    Student Eleanor Deeley used Gateway Challenges Funding to volunteer in Uganda

    Students who study here expect to do well academically and in their chosen career paths. We provide the environment and the opportunities to make this possible, tailoring what we do to the outstanding young women we attract. Here are four current developments.

    1. Promoting effective learning and teaching

    We prioritise the educational experience and achievement of women by identifying and training strong supervisors and tutors. We complement this for students with popular workshops on effective learning using our own peer advisers, via our unique Gateway Programme. We promote wider understanding of the issues for women relating to implicit bias and stereotype threat. We create a vibrant academic atmosphere through subject societies, subject dinners and through our seminar series, Capitalism on the Edge, with wide relevance across disciplines and nationally renowned speakers.

    Our students thrive with the benefit of college provision alongside the fully co-educational environment of  lectures, practicals and seminars organised through the Departments and Faculties. 

    2. Supporting challenge

    Those with the confidence to tackle challenging situations and the resilience to remain positive will feel empowered to secure what they want in the future. Every year we provide financial support to over 50 students who are undertaking challenges of their choice during the Summer vacation.
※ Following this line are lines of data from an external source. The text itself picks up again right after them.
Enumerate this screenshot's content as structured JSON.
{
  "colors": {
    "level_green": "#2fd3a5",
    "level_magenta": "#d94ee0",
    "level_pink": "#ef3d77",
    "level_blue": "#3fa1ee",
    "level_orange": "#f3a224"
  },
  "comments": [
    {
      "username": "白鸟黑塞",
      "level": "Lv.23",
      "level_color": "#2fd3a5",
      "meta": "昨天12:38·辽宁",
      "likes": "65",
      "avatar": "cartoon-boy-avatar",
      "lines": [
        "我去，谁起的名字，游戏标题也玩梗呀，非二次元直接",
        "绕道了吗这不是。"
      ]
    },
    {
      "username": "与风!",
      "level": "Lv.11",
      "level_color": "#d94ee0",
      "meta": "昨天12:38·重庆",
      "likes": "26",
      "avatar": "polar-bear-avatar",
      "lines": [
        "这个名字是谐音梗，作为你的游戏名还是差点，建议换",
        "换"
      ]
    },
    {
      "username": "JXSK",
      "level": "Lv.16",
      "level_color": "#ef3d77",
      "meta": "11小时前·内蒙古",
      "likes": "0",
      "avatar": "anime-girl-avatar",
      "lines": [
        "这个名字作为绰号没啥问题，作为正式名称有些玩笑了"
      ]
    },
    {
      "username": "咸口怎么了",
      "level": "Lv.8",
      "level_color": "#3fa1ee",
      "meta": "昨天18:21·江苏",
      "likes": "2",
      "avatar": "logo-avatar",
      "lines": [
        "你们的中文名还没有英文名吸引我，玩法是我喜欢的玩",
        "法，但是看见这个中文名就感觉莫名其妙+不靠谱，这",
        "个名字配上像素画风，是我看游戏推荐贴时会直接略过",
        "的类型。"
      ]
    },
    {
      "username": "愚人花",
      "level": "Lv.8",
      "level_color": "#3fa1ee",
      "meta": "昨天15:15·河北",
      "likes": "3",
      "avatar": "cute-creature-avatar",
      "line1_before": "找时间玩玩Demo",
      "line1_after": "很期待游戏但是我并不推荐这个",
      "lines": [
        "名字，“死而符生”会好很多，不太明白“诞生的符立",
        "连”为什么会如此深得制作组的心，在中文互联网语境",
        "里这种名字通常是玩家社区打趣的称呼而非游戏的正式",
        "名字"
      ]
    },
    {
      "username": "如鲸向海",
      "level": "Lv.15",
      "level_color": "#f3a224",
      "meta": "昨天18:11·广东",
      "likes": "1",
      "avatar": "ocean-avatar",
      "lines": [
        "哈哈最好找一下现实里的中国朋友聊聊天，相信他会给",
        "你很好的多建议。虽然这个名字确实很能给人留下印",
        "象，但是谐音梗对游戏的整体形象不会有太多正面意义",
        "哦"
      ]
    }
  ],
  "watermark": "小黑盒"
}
You can read some of their inspiring stories through the Gateways Challenges Funding microsite.

    3. Opening the doors to career

    Many students have little idea about  the career they want nor how to find out about the many options available to them. Through our Gateway Programme we provide workshops about choice and practical sessions about CVs and networking. We complement these with opportunities to talk with alumnae in a wide range of roles and sectors and with opportunities for work placements.

    4. Talking science

    We want more able young women to consider studying science at university.  We ran a Women in Science Symposium in 2014 and have since established a ‘She Talks Science’ blog, a 'She Talks Science' report and ‘She Talks Science: Aiming High’ conference.  Both provide the opportunity for young women to talk about the science that interests them and to interact with others who have successfully chosen to follow this path. The blog and conference have helped to mark out our support for the particular issues faced by women in the sciences – an approach that continues during their time studying with us.